Politicians tell us it isn't. Pension entitlements are based on complicated formulas taking into account the sum of wages paid and the number of pensioners. This will keep pension contributions more or less constant at the current 20 % of applicable salaries.
Sounds to good to be true?
Well, that's because it is. Contributions can be kept at 20 % only if pension age is increased (the standard pension age will soon be raised to 67) and the level of pensions keeps going down relative to salaries. There is no other way: If there are more pensioners per every worker, and the contribution rate stays constant, the pension entitlement has to decrease. If the purchasing-power of salaries increases fast enough, this could still mean that the purchasing-power of pensions stays flat, which wouldn't be too bad. Unfortunately, real wages haven't increased during the last few decades, and they are unlikely to increase all that much in the future (in my very humble opinion). Which can only mean one thing: Real pensions have to go down. And quite a bit.
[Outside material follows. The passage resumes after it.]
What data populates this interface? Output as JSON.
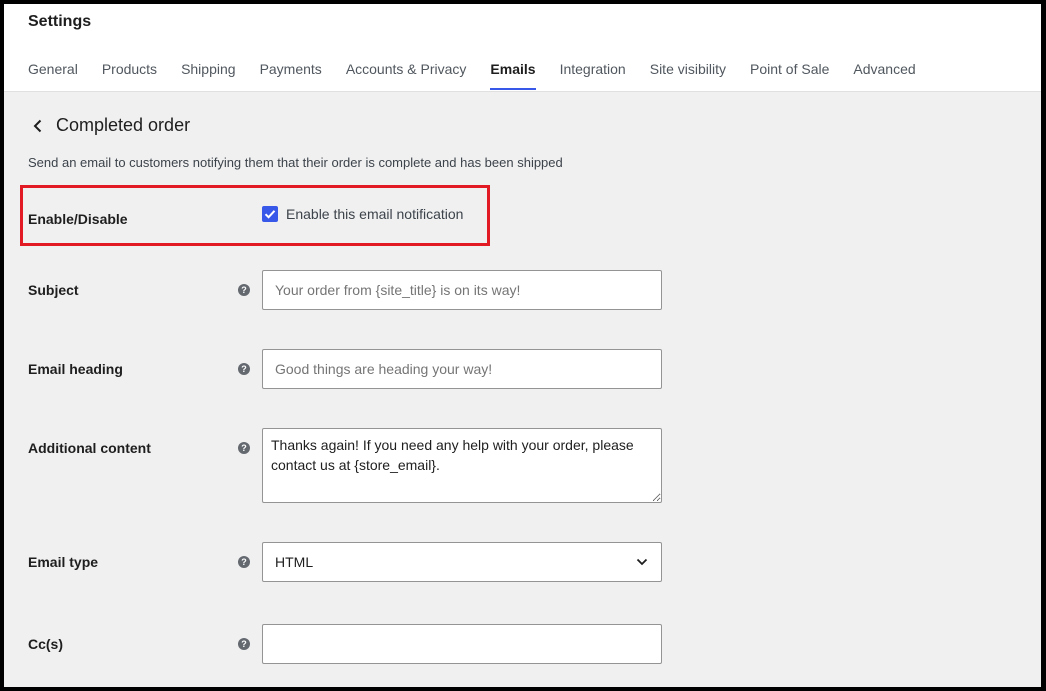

Do they have "leeway" to go down? In other words: Are they high enough for an average pensioner to have a reasonably comfortable standard of living? Let's see what Deutsche Rentenversicherung's data can tell us:
This page informs us that the monthly "Standardrente" (standard pension) is currently 1,088 € (in West Germany).
"Standardrente" sounds like everyone can expect to get at least that, right? Well, maybe that interpretation is a bit premature: In fact, it's what you receive if you pay in an average contribution for 45 years.
Apparently, not many people manage to do so, because the average pension turns out to be much lower:
According to this page, 24 million people receive pensions, and the total monthly pay-out is 16 bn €. That boils down to an average monthly pension of... 670 €.
If you have neither a company pension, nor savings, nor own a house, how can you live on 670 €? Well, I suppose you can somehow get by (also considering that it's per person, i.e. couples get twice that amount), but the thing is: That's the average pension. Plenty of people get a lot more (as illustrated by the "Standardrente" of 1,088 € based on average contributions for 45 years; if you pay the maximum contribution, you can reach a pension of more than 2,000 €, though I doubt many people manage that), and plenty of people receive less. And for all those living on below-average pensions of 600 € or 500 € or 400 €, any further reduction in purchasing power going forward will be quite intolerable. If they can't live off their pensions anymore, welfare payments will have to fill the gap.
Unless of course something else happens: Whenever the formula implies a particularly hard year for pensioners and an election looms (and don't they always loom somewhere?), politicians will tweak the formula. A few billion more subsidies here, a few billion more subsidies there, and presto, the pain isn't so bad.
Either way, Germany's lack of kids will prove to be costly. Very costly.